Fotis Kafatos, a Greek researcher famous for his work on malaria, has died at age 77.

0 Comments

image: Genetic Mutation in Amish Linked to Longer Life

Genetic Mutation in Amish Linked to Longer Life

By | November 16, 2017

Mutations in both copies of SERPINE1 can result in blood clotting disorders, but carriers might enjoy longer lifespan and health benefits. 

0 Comments

An open letter from hundreds of faculty members in the U.S. and abroad declares they won’t encourage students to pursue education or careers there.

2 Comments

image: Immune Checkpoint Found Lacking in Type 1 Diabetes

Immune Checkpoint Found Lacking in Type 1 Diabetes

By | November 15, 2017

Boosting levels of a the immunosuppressive protein PD-L1 in blood stem cells halts diabetes in a mouse model of the disease.

0 Comments

A team has engineered two stem cell lines into “synthetic T cells” that destroy breast cancer cells in vitro. 

1 Comment

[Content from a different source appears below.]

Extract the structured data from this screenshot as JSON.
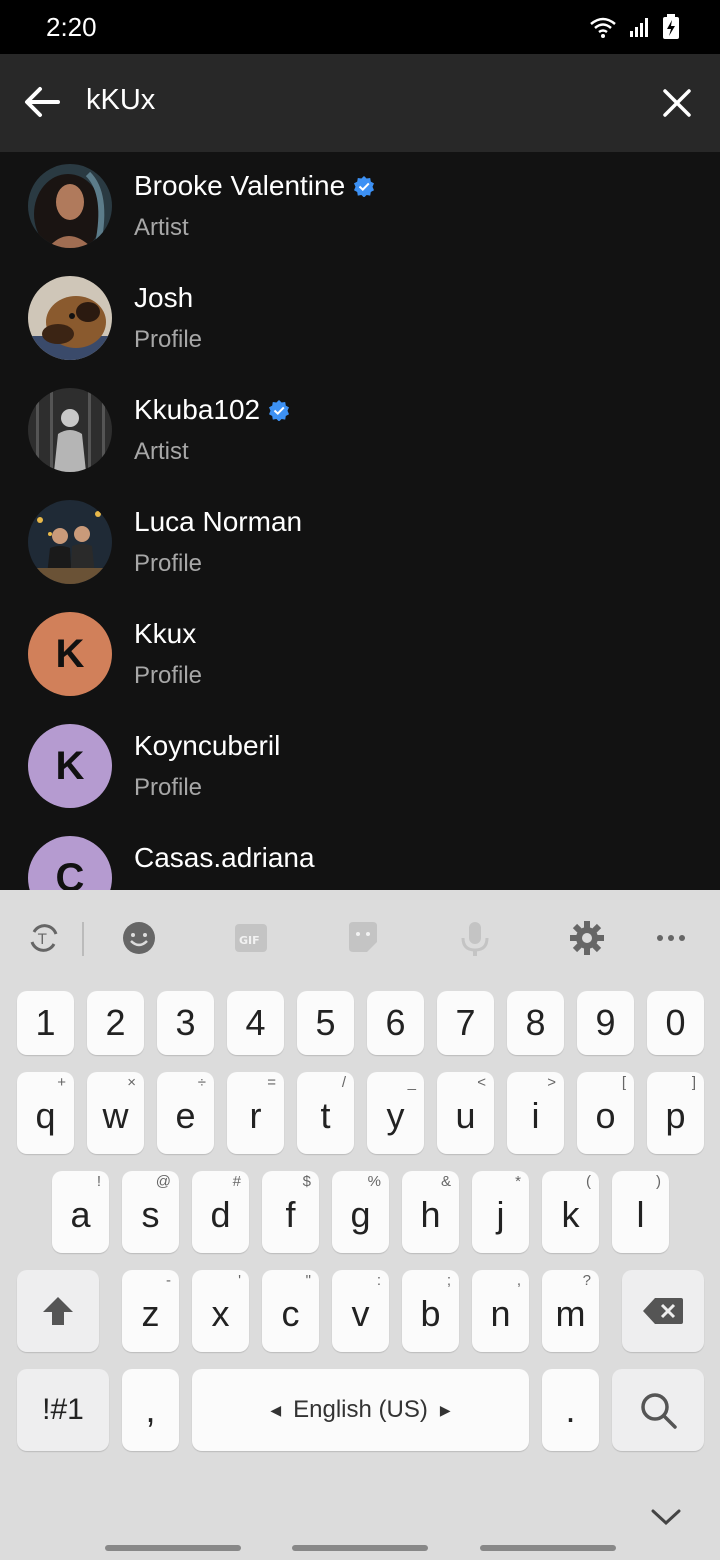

image: Hormone Loss Prevents Obesity and Diabetes in Mice

Hormone Loss Prevents Obesity and Diabetes in Mice

By | November 6, 2017

Asprosin—involved in a rare disease called neonatal progeroid syndrome—targets neurons to stimulate appetite, and blocking the hormone wards off weight gain in rodents.

0 Comments

Investigations into cases of wrongdoing by professors are increasingly in the public eye. But are colleges and universities doing enough to deal with the problem?

3 Comments

image: Salary Survey: By the Numbers

Salary Survey: By the Numbers

By | November 1, 2017

An overview of this year's results in graphical form

0 Comments

image: Ten-Minute Sabbatical

Ten-Minute Sabbatical

By | November 1, 2017

Take a break from the bench to puzzle and peruse.

0 Comments

image: The Benefits of Trepidation

The Benefits of Trepidation

By | November 1, 2017

While wiping fear from our brains may seem attractive, the emotion is an essential part of our behavioral repertoire.

0 Comments

Popular Now

  1. A Newly Identified Species Represents Its Own Eukaryotic Lineage
  2. Telomere Length and Childhood Stress Don’t Always Correlate
  3. Optogenetic Therapies Move Closer to Clinical Use
  4. Research Links Gut Health to Neurodegeneration
    The Nutshell Research Links Gut Health to Neurodegeneration

    Rodent studies presented at the Society for Neuroscience meeting this week tie pathologies in the gastrointestinal tract or microbiome composition with Parkinson’s and Alzheimer’s diseases.

RayBiotech